--- Listed records ---
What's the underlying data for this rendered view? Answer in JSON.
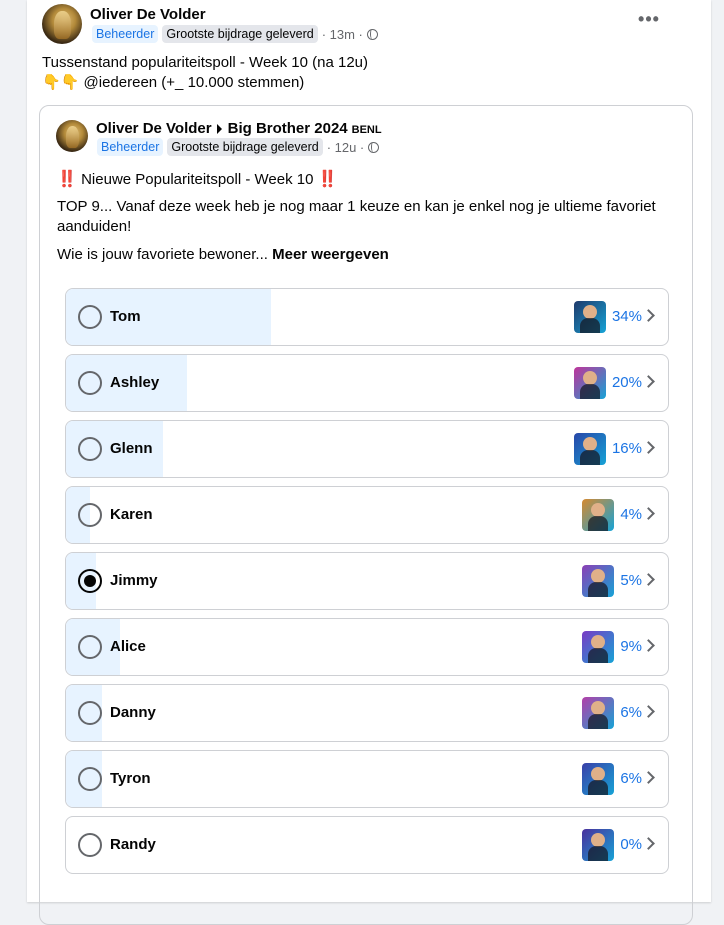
{
  "post": {
    "author": "Oliver De Volder",
    "badge_admin": "Beheerder",
    "badge_contributor": "Grootste bijdrage geleverd",
    "time": "· 13m ·",
    "line1": "Tussenstand populariteitspoll - Week 10 (na 12u)",
    "line2_emoji": "👇👇",
    "line2": "@iedereen (+_ 10.000 stemmen)"
  },
  "shared": {
    "author": "Oliver De Volder",
    "group": "Big Brother 2024",
    "group_suffix": "BENL",
    "badge_admin": "Beheerder",
    "badge_contributor": "Grootste bijdrage geleverd",
    "time": "· 12u ·",
    "title_mark": "‼️",
    "title": "Nieuwe Populariteitspoll - Week 10",
    "body": "TOP 9... Vanaf deze week heb je nog maar 1 keuze en kan je enkel nog je ultieme favoriet aanduiden!",
    "question": "Wie is  jouw favoriete bewoner...",
    "see_more": "Meer weergeven"
  },
  "poll": {
    "options": [
      {
        "label": "Tom",
        "percent_text": "34%",
        "fill": 0.34,
        "selected": false,
        "thumb_color": "#1f3a6b"
      },
      {
        "label": "Ashley",
        "percent_text": "20%",
        "fill": 0.2,
        "selected": false,
        "thumb_color": "#c0349a"
      },
      {
        "label": "Glenn",
        "percent_text": "16%",
        "fill": 0.16,
        "selected": false,
        "thumb_color": "#2846a8"
      },
      {
        "label": "Karen",
        "percent_text": "4%",
        "fill": 0.04,
        "selected": false,
        "thumb_color": "#d6892f"
      },
      {
        "label": "Jimmy",
        "percent_text": "5%",
        "fill": 0.05,
        "selected": true,
        "thumb_color": "#8c3fb5"
      },
      {
        "label": "Alice",
        "percent_text": "9%",
        "fill": 0.09,
        "selected": false,
        "thumb_color": "#7a3bc4"
      },
      {
        "label": "Danny",
        "percent_text": "6%",
        "fill": 0.06,
        "selected": false,
        "thumb_color": "#b43fa8"
      },
      {
        "label": "Tyron",
        "percent_text": "6%",
        "fill": 0.06,
        "selected": false,
        "thumb_color": "#3a3fa8"
      },
      {
        "label": "Randy",
        "percent_text": "0%",
        "fill": 0.0,
        "selected": false,
        "thumb_color": "#4a2f9c"
      }
    ]
  },
  "colors": {
    "accent": "#1b74e4",
    "poll_fill": "#e7f3ff"
  }
}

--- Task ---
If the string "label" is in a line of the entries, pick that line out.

--- Answer for this exercise ---
        "label": "Tom",
        "label": "Ashley",
        "label": "Glenn",
        "label": "Karen",
        "label": "Jimmy",
        "label": "Alice",
        "label": "Danny",
        "label": "Tyron",
        "label": "Randy",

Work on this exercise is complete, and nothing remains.